WHAT THE TASK REQUIRES: Reproduce the listing below word for word, with no pictures.

MATERIAL SHOWN:
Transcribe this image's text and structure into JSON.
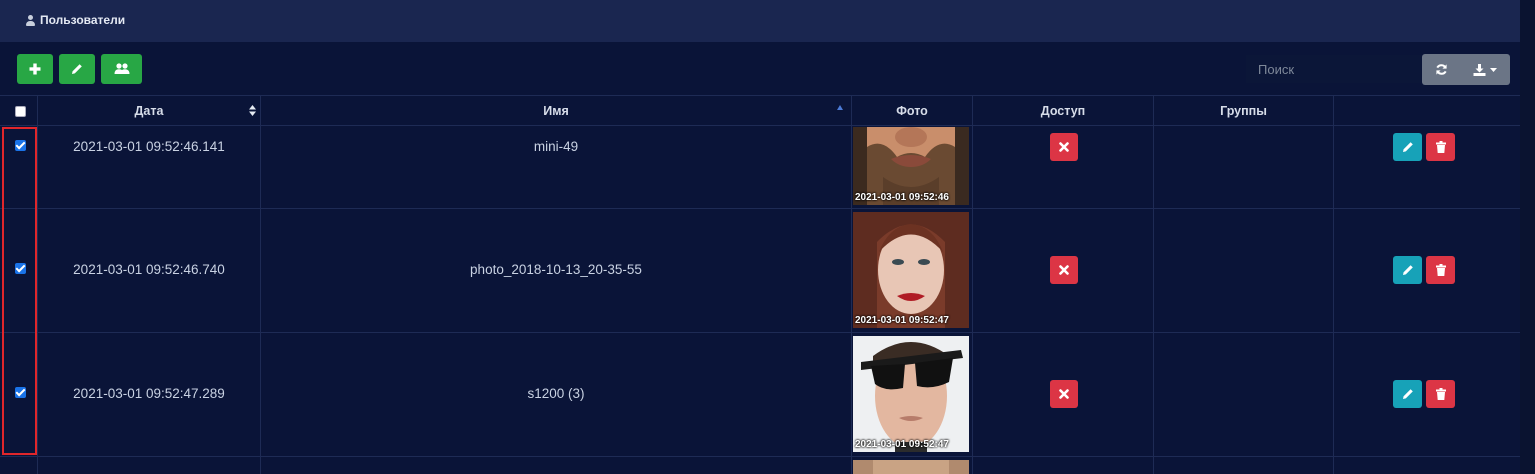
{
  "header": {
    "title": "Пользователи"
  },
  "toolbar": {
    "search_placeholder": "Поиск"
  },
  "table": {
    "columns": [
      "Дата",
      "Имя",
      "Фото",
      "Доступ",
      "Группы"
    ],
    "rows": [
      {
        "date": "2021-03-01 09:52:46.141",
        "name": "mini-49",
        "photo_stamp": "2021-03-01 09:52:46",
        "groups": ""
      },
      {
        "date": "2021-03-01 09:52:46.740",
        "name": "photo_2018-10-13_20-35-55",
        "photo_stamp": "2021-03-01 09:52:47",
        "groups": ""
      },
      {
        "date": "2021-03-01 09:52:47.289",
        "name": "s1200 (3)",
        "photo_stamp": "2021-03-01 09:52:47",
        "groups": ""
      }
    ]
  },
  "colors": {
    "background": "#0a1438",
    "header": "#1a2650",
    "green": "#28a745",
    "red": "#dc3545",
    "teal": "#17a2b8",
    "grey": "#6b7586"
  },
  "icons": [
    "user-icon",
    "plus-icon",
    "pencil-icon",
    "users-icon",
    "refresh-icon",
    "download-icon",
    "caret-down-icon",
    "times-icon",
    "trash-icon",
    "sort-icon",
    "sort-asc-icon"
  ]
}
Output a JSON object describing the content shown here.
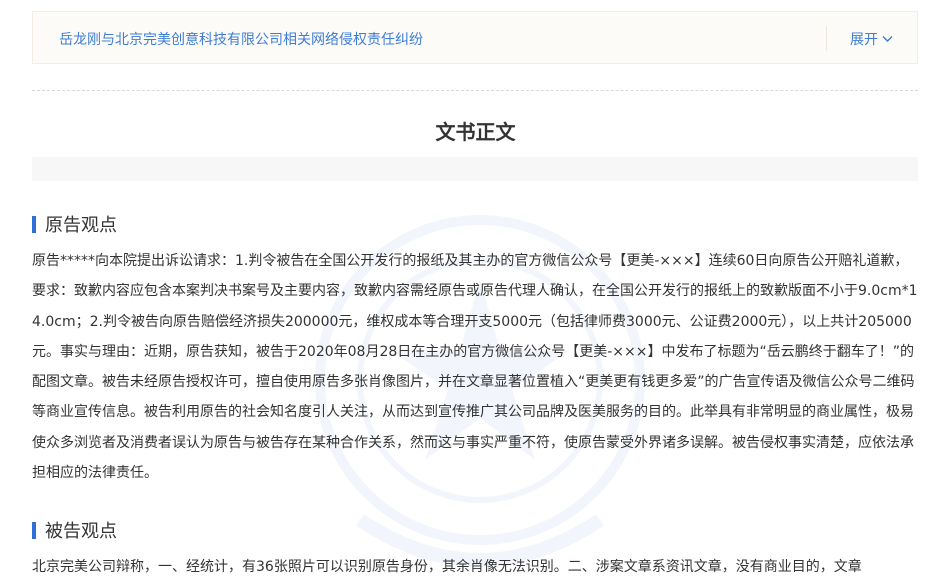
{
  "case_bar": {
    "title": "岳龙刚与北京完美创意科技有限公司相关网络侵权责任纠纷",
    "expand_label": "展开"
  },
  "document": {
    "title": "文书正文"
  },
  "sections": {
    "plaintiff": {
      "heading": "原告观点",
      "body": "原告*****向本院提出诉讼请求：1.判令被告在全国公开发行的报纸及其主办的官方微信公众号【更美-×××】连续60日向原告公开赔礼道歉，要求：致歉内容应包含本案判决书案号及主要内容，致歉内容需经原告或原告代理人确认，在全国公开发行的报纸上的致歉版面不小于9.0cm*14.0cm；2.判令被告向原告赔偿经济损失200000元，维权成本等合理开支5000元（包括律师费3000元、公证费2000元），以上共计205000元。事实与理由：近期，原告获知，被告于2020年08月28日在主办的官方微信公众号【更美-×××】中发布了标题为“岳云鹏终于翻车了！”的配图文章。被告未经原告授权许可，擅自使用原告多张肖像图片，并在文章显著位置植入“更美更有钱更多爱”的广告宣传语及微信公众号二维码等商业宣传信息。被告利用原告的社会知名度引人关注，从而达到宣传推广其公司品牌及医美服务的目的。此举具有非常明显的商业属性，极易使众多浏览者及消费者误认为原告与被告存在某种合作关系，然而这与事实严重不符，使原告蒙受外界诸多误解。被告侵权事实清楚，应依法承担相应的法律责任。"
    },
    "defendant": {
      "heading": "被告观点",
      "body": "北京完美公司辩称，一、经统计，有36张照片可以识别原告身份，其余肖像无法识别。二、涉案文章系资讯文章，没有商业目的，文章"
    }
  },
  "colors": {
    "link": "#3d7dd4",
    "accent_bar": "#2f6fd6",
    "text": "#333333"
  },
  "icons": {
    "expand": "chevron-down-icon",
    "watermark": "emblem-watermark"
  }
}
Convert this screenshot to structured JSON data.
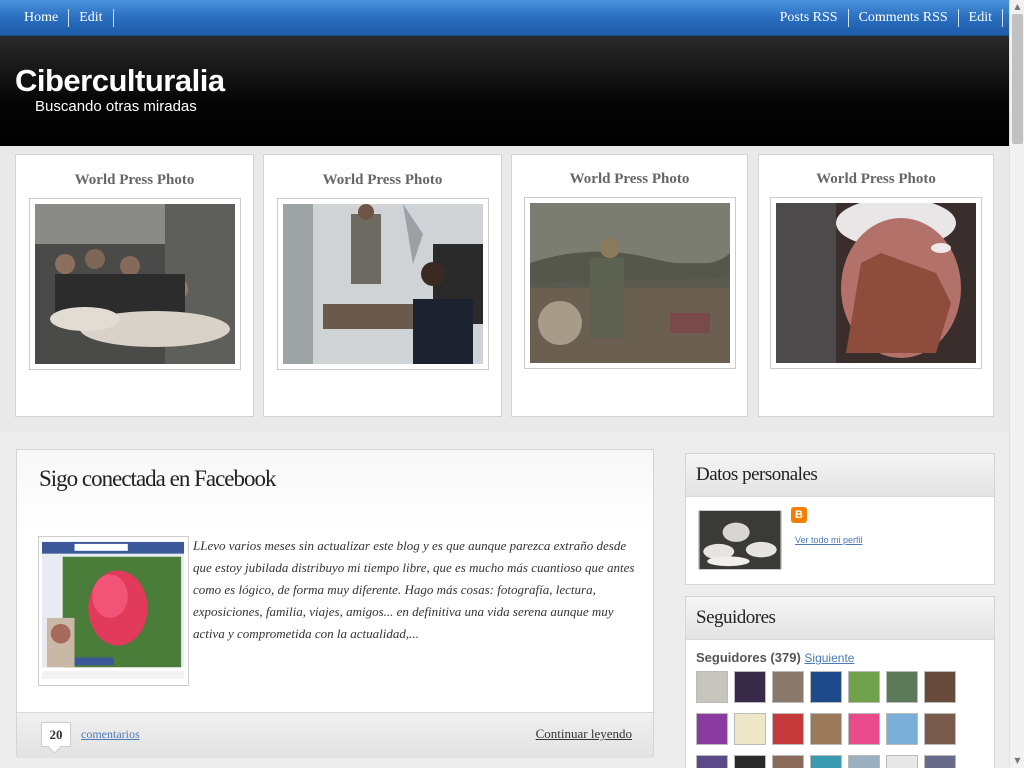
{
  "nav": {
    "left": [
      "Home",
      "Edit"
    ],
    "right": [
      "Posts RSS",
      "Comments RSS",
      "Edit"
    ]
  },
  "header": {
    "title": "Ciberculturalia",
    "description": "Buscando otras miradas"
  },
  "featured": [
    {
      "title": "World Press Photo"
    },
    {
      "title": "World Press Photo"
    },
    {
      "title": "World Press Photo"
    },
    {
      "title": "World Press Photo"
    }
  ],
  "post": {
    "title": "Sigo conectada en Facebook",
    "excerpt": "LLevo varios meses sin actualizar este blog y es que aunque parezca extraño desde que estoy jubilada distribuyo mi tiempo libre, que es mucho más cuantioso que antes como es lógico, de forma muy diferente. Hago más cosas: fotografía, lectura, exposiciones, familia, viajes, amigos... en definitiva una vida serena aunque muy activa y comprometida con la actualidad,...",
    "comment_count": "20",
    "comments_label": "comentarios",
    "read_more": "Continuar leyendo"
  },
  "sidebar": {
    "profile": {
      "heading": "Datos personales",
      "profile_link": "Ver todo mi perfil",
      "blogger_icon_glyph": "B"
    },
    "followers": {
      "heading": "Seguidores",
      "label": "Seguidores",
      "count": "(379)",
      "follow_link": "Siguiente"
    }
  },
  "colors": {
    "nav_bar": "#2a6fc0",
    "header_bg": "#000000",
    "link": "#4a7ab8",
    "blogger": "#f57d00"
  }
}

YOUR SOLUTION:
Transcribe this image's text and structure into JSON.
{
  "header": {
    "title": "Пользователи"
  },
  "toolbar": {
    "search_placeholder": "Поиск"
  },
  "table": {
    "columns": [
      "Дата",
      "Имя",
      "Фото",
      "Доступ",
      "Группы"
    ],
    "rows": [
      {
        "date": "2021-03-01 09:52:46.141",
        "name": "mini-49",
        "photo_stamp": "2021-03-01 09:52:46",
        "groups": ""
      },
      {
        "date": "2021-03-01 09:52:46.740",
        "name": "photo_2018-10-13_20-35-55",
        "photo_stamp": "2021-03-01 09:52:47",
        "groups": ""
      },
      {
        "date": "2021-03-01 09:52:47.289",
        "name": "s1200 (3)",
        "photo_stamp": "2021-03-01 09:52:47",
        "groups": ""
      }
    ]
  },
  "colors": {
    "background": "#0a1438",
    "header": "#1a2650",
    "green": "#28a745",
    "red": "#dc3545",
    "teal": "#17a2b8",
    "grey": "#6b7586"
  },
  "icons": [
    "user-icon",
    "plus-icon",
    "pencil-icon",
    "users-icon",
    "refresh-icon",
    "download-icon",
    "caret-down-icon",
    "times-icon",
    "trash-icon",
    "sort-icon",
    "sort-asc-icon"
  ]
}
Output a JSON object describing the content shown here.
{
  "case_bar": {
    "title": "岳龙刚与北京完美创意科技有限公司相关网络侵权责任纠纷",
    "expand_label": "展开"
  },
  "document": {
    "title": "文书正文"
  },
  "sections": {
    "plaintiff": {
      "heading": "原告观点",
      "body": "原告*****向本院提出诉讼请求：1.判令被告在全国公开发行的报纸及其主办的官方微信公众号【更美-×××】连续60日向原告公开赔礼道歉，要求：致歉内容应包含本案判决书案号及主要内容，致歉内容需经原告或原告代理人确认，在全国公开发行的报纸上的致歉版面不小于9.0cm*14.0cm；2.判令被告向原告赔偿经济损失200000元，维权成本等合理开支5000元（包括律师费3000元、公证费2000元），以上共计205000元。事实与理由：近期，原告获知，被告于2020年08月28日在主办的官方微信公众号【更美-×××】中发布了标题为“岳云鹏终于翻车了！”的配图文章。被告未经原告授权许可，擅自使用原告多张肖像图片，并在文章显著位置植入“更美更有钱更多爱”的广告宣传语及微信公众号二维码等商业宣传信息。被告利用原告的社会知名度引人关注，从而达到宣传推广其公司品牌及医美服务的目的。此举具有非常明显的商业属性，极易使众多浏览者及消费者误认为原告与被告存在某种合作关系，然而这与事实严重不符，使原告蒙受外界诸多误解。被告侵权事实清楚，应依法承担相应的法律责任。"
    },
    "defendant": {
      "heading": "被告观点",
      "body": "北京完美公司辩称，一、经统计，有36张照片可以识别原告身份，其余肖像无法识别。二、涉案文章系资讯文章，没有商业目的，文章"
    }
  },
  "colors": {
    "link": "#3d7dd4",
    "accent_bar": "#2f6fd6",
    "text": "#333333"
  },
  "icons": {
    "expand": "chevron-down-icon",
    "watermark": "emblem-watermark"
  }
}
Convert this screenshot to structured JSON data.
{
  "nav": {
    "left": [
      "Home",
      "Edit"
    ],
    "right": [
      "Posts RSS",
      "Comments RSS",
      "Edit"
    ]
  },
  "header": {
    "title": "Ciberculturalia",
    "description": "Buscando otras miradas"
  },
  "featured": [
    {
      "title": "World Press Photo"
    },
    {
      "title": "World Press Photo"
    },
    {
      "title": "World Press Photo"
    },
    {
      "title": "World Press Photo"
    }
  ],
  "post": {
    "title": "Sigo conectada en Facebook",
    "excerpt": "LLevo varios meses sin actualizar este blog y es que aunque parezca extraño desde que estoy jubilada distribuyo mi tiempo libre, que es mucho más cuantioso que antes como es lógico, de forma muy diferente. Hago más cosas: fotografía, lectura, exposiciones, familia, viajes, amigos... en definitiva una vida serena aunque muy activa y comprometida con la actualidad,...",
    "comment_count": "20",
    "comments_label": "comentarios",
    "read_more": "Continuar leyendo"
  },
  "sidebar": {
    "profile": {
      "heading": "Datos personales",
      "profile_link": "Ver todo mi perfil",
      "blogger_icon_glyph": "B"
    },
    "followers": {
      "heading": "Seguidores",
      "label": "Seguidores",
      "count": "(379)",
      "follow_link": "Siguiente"
    }
  },
  "colors": {
    "nav_bar": "#2a6fc0",
    "header_bg": "#000000",
    "link": "#4a7ab8",
    "blogger": "#f57d00"
  }
}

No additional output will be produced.